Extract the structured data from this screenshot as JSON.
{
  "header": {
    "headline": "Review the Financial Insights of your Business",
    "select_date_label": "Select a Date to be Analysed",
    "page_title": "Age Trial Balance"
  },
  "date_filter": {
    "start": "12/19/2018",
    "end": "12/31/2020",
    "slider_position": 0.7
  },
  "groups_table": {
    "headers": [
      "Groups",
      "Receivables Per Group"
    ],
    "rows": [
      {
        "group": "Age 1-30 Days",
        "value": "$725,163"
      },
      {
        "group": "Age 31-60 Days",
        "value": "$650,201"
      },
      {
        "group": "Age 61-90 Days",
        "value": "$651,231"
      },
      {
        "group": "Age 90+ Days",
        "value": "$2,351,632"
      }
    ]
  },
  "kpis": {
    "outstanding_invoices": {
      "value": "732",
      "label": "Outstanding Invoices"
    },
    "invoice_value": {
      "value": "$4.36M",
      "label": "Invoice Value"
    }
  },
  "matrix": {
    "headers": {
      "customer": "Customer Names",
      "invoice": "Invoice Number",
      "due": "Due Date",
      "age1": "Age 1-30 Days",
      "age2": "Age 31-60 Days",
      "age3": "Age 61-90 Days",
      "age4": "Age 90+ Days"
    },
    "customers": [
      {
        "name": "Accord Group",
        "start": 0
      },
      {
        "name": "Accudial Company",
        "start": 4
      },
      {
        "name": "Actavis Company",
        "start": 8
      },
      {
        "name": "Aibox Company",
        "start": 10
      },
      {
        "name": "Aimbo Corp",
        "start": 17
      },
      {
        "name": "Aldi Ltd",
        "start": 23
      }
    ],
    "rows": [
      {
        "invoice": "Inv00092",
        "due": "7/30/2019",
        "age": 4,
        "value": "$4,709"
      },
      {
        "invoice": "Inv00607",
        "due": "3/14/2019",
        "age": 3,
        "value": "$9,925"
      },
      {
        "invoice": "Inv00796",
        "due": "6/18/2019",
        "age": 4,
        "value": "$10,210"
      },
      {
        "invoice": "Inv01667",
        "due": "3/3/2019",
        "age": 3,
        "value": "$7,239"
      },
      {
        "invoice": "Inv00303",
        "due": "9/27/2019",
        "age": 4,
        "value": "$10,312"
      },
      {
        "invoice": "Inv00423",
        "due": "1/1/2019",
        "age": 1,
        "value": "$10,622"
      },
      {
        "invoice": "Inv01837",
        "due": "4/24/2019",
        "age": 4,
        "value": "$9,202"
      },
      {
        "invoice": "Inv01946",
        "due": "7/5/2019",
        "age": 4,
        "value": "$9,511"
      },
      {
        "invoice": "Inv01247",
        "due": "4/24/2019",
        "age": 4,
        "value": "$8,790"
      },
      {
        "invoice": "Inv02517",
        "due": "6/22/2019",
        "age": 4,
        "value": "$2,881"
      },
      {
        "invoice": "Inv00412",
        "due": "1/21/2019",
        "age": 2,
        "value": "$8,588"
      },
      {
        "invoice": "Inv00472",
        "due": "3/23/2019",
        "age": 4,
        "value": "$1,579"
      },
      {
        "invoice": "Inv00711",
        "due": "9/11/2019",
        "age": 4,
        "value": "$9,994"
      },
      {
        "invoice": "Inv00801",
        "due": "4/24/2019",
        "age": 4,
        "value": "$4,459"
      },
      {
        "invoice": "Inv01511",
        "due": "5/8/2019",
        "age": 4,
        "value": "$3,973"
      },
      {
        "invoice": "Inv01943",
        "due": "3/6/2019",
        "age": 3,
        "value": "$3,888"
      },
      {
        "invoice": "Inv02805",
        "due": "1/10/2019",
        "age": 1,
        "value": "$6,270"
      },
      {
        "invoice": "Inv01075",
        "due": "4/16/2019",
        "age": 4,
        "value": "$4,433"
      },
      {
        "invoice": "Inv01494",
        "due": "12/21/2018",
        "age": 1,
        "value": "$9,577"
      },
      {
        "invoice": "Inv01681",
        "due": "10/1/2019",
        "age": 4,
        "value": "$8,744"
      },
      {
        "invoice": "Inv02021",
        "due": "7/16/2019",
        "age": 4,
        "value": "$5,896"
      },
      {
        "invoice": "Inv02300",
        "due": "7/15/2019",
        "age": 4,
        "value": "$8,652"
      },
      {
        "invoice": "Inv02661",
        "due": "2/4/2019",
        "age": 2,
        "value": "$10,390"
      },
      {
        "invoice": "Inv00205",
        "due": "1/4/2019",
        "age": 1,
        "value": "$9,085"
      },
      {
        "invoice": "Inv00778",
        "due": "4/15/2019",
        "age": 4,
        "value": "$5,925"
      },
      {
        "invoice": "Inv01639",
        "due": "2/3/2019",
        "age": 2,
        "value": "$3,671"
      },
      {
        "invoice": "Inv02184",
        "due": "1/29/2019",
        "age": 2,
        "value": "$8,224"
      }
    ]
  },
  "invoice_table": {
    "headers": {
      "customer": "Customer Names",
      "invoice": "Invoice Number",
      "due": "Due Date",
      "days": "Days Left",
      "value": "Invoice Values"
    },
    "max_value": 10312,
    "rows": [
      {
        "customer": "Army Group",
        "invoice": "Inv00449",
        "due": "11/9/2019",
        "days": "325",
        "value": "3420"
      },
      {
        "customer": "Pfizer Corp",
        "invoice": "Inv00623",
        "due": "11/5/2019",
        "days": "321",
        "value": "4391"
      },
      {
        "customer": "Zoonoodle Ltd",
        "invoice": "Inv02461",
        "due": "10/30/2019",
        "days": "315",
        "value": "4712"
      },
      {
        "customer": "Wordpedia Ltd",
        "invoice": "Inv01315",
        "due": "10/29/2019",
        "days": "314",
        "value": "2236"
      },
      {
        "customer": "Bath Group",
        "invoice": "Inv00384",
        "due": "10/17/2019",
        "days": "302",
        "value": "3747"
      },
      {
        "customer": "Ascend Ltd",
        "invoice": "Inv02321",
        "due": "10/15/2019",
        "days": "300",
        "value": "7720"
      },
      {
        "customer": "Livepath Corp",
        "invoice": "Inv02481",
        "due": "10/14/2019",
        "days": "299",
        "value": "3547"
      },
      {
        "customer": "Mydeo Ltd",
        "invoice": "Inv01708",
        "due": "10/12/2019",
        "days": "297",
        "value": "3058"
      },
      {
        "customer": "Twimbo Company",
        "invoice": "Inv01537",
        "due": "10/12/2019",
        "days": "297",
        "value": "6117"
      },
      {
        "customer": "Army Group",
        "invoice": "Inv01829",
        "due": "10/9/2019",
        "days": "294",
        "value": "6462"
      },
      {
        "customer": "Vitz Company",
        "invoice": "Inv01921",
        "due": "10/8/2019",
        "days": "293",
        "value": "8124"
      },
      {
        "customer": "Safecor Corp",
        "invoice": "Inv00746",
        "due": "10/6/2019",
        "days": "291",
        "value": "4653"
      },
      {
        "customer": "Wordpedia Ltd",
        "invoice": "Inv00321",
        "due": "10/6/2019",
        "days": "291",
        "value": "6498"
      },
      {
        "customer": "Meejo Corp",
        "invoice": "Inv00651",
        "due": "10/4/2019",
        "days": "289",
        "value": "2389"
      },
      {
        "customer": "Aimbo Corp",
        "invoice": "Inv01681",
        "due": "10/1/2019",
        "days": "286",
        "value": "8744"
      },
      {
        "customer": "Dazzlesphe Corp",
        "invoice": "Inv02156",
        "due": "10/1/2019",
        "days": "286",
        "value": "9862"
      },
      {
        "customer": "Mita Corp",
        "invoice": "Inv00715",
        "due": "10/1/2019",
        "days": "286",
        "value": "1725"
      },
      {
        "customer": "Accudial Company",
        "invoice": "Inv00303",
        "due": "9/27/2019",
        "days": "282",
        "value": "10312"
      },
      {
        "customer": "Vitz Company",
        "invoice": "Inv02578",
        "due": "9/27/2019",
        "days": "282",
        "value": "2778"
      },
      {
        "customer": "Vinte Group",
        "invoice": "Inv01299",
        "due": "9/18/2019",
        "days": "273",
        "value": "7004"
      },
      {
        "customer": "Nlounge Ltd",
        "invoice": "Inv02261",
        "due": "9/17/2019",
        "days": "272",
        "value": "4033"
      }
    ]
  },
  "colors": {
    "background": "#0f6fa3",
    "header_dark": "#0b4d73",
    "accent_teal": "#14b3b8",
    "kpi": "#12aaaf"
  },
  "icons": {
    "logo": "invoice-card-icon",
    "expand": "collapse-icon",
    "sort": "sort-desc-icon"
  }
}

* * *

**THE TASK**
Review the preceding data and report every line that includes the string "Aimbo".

**EXERCISE RESPONSE**
        "name": "Aimbo Corp",
        "customer": "Aimbo Corp",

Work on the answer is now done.